Taking Your Successful Storefront Restaurant To The Streets? How Should You Outfit Your First Food Truck?
With relatively low financial barriers to entry and the ability to travel to where the crowds are, the food truck industry has been booming during recent years, even when many new restaurants continue to struggle. If you already have a successful storefront restaurant and are interested in taking your cooking game to the next level, you may have considered purchasing and outfitting a food truck that can help you expand your customer base. However, scaling a full-service restaurant to fit in the back of a small box truck can be easier said than done. Where should you begin when choosing restaurant equipment and supplies for your company's food truck? Read on to learn more about the must-have ingredients for food truck success.
Adequate and compact refrigeration
Having a freestanding restaurant in addition to a food truck can provide you with a number of advantages over your competitors, and one of the chief advantages is access to industrial refrigerators and freezers. Because it can be difficult to predict day-to-day sales volume for a food truck, food that can't be preserved or saved until the next day is often thrown out—but the ability to refrigerate this food at your storefront restaurant and even use it for meals served in this restaurant can take away one of the main complicating factors for many food truck restaurateurs.
However, in addition to your restaurant's existing refrigerators and freezers, you'll want at least one compact and portable combination refrigerator and deep freezer that can keep your food at the coldest possible temperature for hours at a time. You don't want to find yourself in a situation where you must either drive back to your restaurant (and away from waiting customers) to get your ingredients to a refrigerator to prevent them from spoiling.
Depending upon how you plan to supply power to your food truck, you may also want to consider a backup energy source to ensure your refrigeration doesn't fail at the worst possible moment. Keeping extra generator fuel or even a battery backup on hand can keep your refrigerator humming along even when everything that could go wrong does.
Ergonomic prepping stations
Having the extra preparation space of a storefront restaurant is also a tremendous advantage when it comes to getting your food truck ready for a long, busy day.

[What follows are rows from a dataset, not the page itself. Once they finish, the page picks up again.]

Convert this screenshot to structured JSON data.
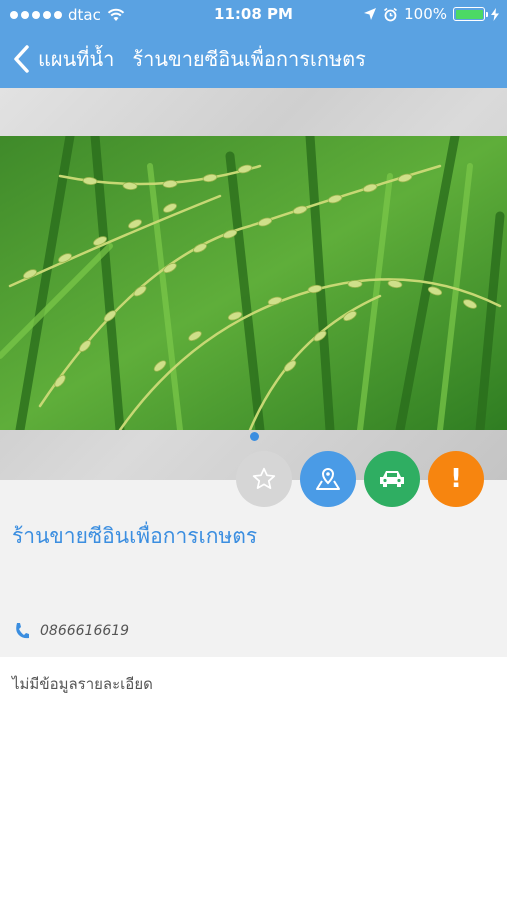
{
  "status_bar": {
    "carrier": "dtac",
    "time": "11:08 PM",
    "battery": "100%",
    "battery_level": 1.0
  },
  "nav": {
    "back_label": "แผนที่น้ำ",
    "title": "ร้านขายซีอินเพื่อการเกษตร"
  },
  "shop": {
    "name": "ร้านขายซีอินเพื่อการเกษตร",
    "phone": "0866616619",
    "details": "ไม่มีข้อมูลรายละเอียด"
  },
  "actions": [
    {
      "icon": "star-outline-icon",
      "color": "#d6d6d6"
    },
    {
      "icon": "map-pin-icon",
      "color": "#4a9be6"
    },
    {
      "icon": "car-icon",
      "color": "#2fae62"
    },
    {
      "icon": "exclamation-icon",
      "color": "#f7850f",
      "glyph": "!"
    }
  ],
  "colors": {
    "header": "#5aa2e2",
    "accent": "#3b8ee0",
    "info_background": "#f2f2f2"
  }
}
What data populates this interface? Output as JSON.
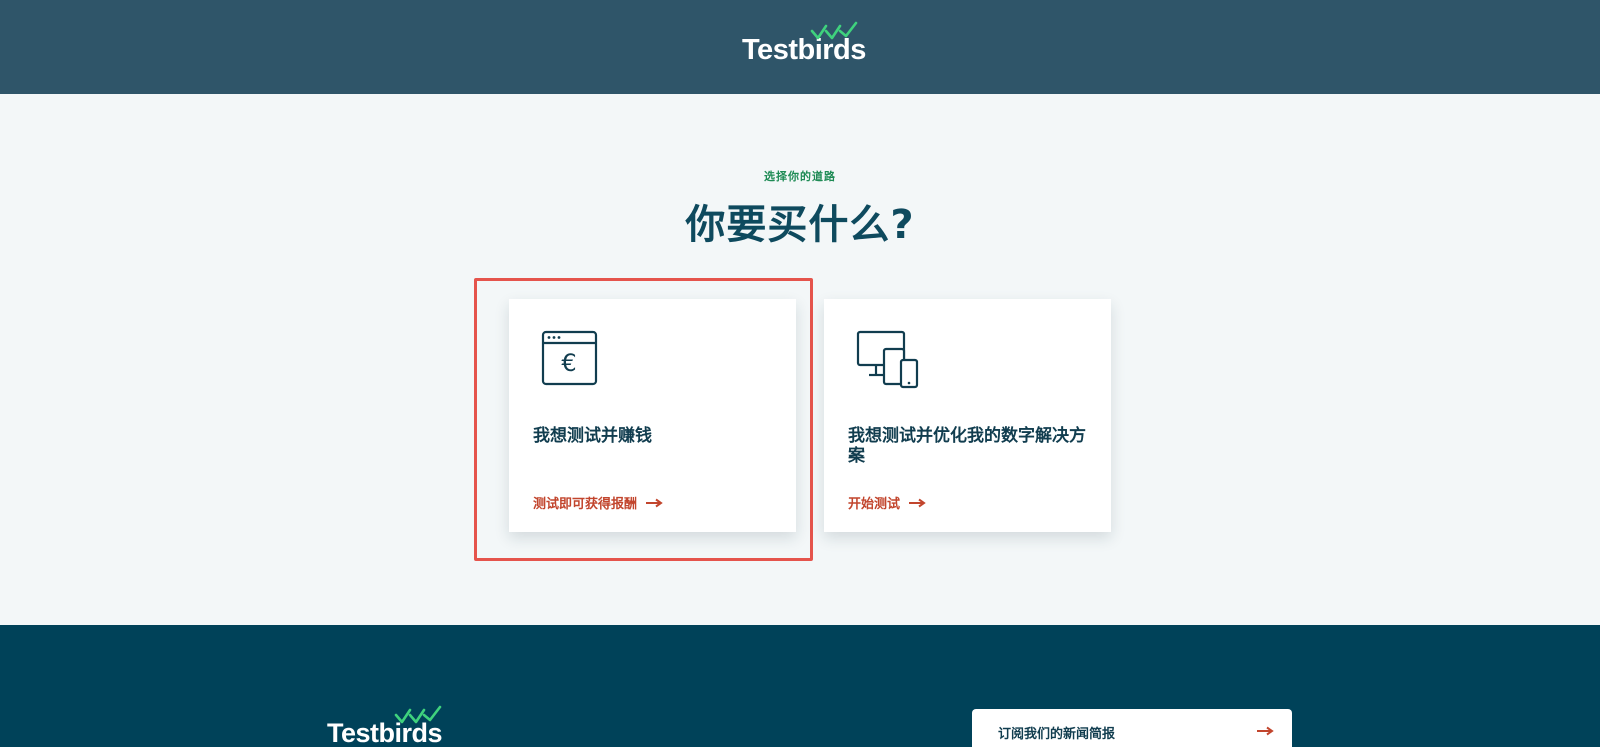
{
  "brand": {
    "name": "Testbirds",
    "logo_icon": "checkmarks-icon",
    "accent_check_color": "#3fd27d",
    "header_bg": "#2f5569",
    "footer_bg": "#004259"
  },
  "main": {
    "eyebrow": "选择你的道路",
    "headline": "你要买什么?",
    "cards": [
      {
        "icon": "browser-euro-icon",
        "title": "我想测试并赚钱",
        "cta": "测试即可获得报酬",
        "highlighted": true
      },
      {
        "icon": "devices-icon",
        "title": "我想测试并优化我的数字解决方案",
        "cta": "开始测试"
      }
    ]
  },
  "footer": {
    "newsletter_label": "订阅我们的新闻简报",
    "newsletter_icon": "arrow-right-icon"
  }
}
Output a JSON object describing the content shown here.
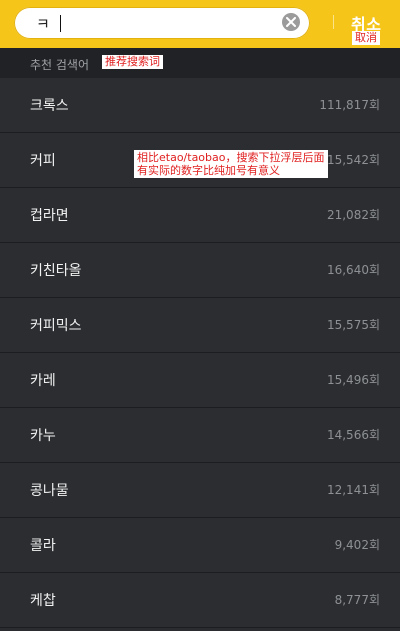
{
  "search": {
    "value": "ㅋ",
    "placeholder": ""
  },
  "header": {
    "cancel_label": "취소",
    "cancel_note": "取消"
  },
  "section": {
    "title": "추천 검색어",
    "note": "推荐搜索词"
  },
  "annotation": {
    "text": "相比etao/taobao，搜索下拉浮层后面\n有实际的数字比纯加号有意义"
  },
  "suggestions": [
    {
      "term": "크록스",
      "count": "111,817회"
    },
    {
      "term": "커피",
      "count": "115,542회"
    },
    {
      "term": "컵라면",
      "count": "21,082회"
    },
    {
      "term": "키친타올",
      "count": "16,640회"
    },
    {
      "term": "커피믹스",
      "count": "15,575회"
    },
    {
      "term": "카레",
      "count": "15,496회"
    },
    {
      "term": "카누",
      "count": "14,566회"
    },
    {
      "term": "콩나물",
      "count": "12,141회"
    },
    {
      "term": "콜라",
      "count": "9,402회"
    },
    {
      "term": "케찹",
      "count": "8,777회"
    }
  ],
  "colors": {
    "accent": "#f6c51a",
    "background": "#2a2c2f",
    "annotation_text": "#e02020"
  },
  "icons": {
    "clear": "clear-icon"
  }
}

Rather than spending time in ultra-cramped quarters attempting to make a high-quality meal, you'll be able to prepare and assemble ingredients ahead of time so that you can cook to order, assembly-line style, rather than starting from scratch with each customer.
Even with much of your ingredient preparation already done, you'll want to design your truck to include some ergonomic preparation stations to allow you to take orders and serve customers more quickly. A prepping station can be as simple as a table that folds into the wall when not in use, but can be a major source of help when it comes to handling big orders and busy periods.
Working in a hot kitchen during the summer months can be an unpleasant experiment in temperature extremes; compressing a full-scale kitchen into a food truck whose peak season generally runs from spring to fall only exacerbates your risk of heat stroke or other heat-related issues.
If you plan to run an oven in your food truck or travel during the summer months, you'll want to invest in some heavy-duty fans to help ventilate hot air. Alternatively, you could install a "zone" air conditioning system that will ventilate cool air directly onto the spots where you and any fellow food truck chefs will be standing. Either method should be successful in dissipating the heat and minimizing the risk that your customers' food will literally contain your sweat (if not blood and tears).